Yes, indeed. Or we would be looking at pictures of birds wearing aircraft instead of the other way around! LOL!
Dave Briggs :~)
Same as Johannes said. I know a lot of falconers who work airport control. Even big birds get nervous...
With, the rooster booster I think the chickens they used were already stuck inside canvas bags to minimize the "splat" factor.
As a Canadian, I am proud to announce that it was us that invented the very first "chicken cannon"
Hi, I'm prowliong around here after a mention at Pharyngula (neat blog, beautiful pics and great info, thx). In a past life, I worked for the US Navy, buying airplanes. I thus got to see a fantastic video of a birdstrike test on a one piece canopy. The canopy had a grid of masking tape on it, and IIRC, the simulated speed was 400 knots. The bird (I think about 4 lbs) was not in a bag, and it splattered all over but didn't stick to the canopy. Real time view was so fast, it looked like a blast of cloudy air over the canopy. The super slo-mo showed the immediate dent in the polycarbonate canopy, followed by waves rippling along the canopy after the bird departed. Canopy came through unscathed, but had some pretty sever deflection (the idea was to avoid injury to the aircrew). Beautiful dynamics, if you like that sort of thing.
The photos of the bird in the T-44 are definitely NOT faked.
This bird strike happened while I was in flight school at VT-31, in NAS Corpus Christi, in Texas, back in Fall 2002.
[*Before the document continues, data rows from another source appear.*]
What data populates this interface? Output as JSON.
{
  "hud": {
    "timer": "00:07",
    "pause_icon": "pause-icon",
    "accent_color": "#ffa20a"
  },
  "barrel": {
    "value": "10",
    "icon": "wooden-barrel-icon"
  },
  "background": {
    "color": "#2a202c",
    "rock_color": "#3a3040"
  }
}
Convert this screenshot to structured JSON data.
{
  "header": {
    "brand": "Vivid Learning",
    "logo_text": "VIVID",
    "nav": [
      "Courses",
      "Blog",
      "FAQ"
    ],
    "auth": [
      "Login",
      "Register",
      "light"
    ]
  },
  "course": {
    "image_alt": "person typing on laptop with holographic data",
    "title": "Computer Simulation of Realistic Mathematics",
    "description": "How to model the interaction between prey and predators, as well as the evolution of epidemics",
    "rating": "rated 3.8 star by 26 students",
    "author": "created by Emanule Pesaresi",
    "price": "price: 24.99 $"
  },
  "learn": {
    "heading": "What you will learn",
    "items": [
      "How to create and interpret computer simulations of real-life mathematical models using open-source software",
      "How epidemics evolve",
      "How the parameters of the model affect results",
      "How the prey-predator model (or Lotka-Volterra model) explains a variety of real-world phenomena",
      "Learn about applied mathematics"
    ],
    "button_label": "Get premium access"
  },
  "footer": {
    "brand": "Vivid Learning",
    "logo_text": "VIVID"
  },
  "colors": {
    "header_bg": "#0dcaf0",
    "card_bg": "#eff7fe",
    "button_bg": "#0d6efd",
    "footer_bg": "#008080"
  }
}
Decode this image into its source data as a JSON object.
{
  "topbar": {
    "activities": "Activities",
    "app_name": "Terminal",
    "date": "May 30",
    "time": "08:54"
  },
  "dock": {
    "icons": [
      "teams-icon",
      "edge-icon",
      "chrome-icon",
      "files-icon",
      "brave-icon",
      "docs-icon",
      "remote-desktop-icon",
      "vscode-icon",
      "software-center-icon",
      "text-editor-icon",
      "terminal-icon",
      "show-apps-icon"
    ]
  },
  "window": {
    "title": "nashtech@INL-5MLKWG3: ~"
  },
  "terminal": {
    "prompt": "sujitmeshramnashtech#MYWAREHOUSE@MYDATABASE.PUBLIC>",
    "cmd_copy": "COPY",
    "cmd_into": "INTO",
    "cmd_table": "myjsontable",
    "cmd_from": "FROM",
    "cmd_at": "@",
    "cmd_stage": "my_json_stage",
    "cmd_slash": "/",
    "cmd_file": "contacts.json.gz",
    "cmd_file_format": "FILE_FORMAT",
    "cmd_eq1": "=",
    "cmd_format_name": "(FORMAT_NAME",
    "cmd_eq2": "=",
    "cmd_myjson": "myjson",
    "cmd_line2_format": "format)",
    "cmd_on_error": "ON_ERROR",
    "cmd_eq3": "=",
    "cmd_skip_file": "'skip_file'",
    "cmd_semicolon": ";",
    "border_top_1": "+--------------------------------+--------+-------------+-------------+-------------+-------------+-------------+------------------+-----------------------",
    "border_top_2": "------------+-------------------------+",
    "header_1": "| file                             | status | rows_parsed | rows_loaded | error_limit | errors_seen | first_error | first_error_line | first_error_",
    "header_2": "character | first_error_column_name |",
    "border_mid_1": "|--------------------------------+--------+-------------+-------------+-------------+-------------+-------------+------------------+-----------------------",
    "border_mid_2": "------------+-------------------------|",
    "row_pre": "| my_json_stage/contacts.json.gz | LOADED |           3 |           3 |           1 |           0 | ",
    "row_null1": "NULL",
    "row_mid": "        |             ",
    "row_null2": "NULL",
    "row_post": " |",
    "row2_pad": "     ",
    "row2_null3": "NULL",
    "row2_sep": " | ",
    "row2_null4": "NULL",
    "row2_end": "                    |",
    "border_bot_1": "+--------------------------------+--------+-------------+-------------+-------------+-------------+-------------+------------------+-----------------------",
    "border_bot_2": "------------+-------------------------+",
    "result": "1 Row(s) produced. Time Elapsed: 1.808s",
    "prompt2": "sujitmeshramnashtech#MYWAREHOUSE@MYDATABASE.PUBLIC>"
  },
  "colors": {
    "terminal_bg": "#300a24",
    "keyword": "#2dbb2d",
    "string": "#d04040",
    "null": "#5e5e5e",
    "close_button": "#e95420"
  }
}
I was not flying this plane when it happened, so I don't know the details; I just know that I saw the plane after it was very skillfully landed by the flight instructor & I can attest to the fact that these photos were not doctored in any way. If I recall correctly, it was a turkey buzzard that they hit.